To do:
Report every line from the following entries that contains the string "Select".

---- Information provided

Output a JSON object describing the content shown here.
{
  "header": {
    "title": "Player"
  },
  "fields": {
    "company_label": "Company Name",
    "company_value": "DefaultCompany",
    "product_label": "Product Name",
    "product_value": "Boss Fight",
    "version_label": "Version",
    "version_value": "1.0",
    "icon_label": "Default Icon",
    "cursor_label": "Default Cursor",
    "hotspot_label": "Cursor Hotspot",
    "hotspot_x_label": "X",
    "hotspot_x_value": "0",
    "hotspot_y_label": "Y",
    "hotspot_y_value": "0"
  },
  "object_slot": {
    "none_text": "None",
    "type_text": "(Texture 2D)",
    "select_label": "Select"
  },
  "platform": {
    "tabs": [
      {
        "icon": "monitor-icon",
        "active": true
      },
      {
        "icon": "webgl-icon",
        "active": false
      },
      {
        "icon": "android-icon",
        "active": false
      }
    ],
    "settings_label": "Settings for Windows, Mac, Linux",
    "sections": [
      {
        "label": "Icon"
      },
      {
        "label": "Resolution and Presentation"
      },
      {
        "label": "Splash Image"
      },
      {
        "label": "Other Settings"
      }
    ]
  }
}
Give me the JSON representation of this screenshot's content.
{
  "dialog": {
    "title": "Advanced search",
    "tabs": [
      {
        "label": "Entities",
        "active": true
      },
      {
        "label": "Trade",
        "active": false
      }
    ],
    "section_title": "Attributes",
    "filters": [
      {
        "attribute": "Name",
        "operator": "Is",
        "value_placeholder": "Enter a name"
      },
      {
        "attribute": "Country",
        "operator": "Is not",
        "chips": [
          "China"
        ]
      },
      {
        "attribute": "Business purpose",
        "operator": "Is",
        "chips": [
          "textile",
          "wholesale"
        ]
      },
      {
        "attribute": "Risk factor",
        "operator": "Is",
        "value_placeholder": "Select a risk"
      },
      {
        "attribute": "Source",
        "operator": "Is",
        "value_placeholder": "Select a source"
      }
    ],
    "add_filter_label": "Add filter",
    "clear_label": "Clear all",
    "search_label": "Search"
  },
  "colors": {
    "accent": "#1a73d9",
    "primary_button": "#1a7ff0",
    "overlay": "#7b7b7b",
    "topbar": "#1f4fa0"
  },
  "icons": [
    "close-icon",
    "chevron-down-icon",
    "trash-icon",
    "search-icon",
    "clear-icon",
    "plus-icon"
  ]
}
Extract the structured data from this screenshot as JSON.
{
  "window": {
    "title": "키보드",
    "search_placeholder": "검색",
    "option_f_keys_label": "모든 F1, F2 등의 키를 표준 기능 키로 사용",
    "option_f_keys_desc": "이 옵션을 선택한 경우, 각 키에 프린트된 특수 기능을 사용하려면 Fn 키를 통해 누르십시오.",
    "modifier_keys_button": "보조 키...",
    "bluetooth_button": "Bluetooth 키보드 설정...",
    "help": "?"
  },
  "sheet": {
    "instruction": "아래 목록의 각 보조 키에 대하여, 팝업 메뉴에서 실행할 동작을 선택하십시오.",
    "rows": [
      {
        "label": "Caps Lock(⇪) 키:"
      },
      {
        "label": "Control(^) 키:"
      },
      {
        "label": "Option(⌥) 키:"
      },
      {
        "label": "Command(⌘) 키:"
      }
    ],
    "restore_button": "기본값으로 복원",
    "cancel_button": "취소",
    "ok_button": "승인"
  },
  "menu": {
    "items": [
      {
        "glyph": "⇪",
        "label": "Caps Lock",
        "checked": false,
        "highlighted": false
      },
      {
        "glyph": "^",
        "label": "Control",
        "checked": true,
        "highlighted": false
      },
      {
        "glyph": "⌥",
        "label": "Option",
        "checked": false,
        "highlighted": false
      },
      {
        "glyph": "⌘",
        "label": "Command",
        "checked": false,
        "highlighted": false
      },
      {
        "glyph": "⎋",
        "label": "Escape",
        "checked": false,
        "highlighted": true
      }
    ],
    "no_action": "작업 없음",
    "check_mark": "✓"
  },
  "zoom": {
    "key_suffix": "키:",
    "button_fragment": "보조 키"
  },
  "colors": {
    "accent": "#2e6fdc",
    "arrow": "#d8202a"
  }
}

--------

Solution:
    "select_label": "Select"
        "value_placeholder": "Select a risk"
        "value_placeholder": "Select a source"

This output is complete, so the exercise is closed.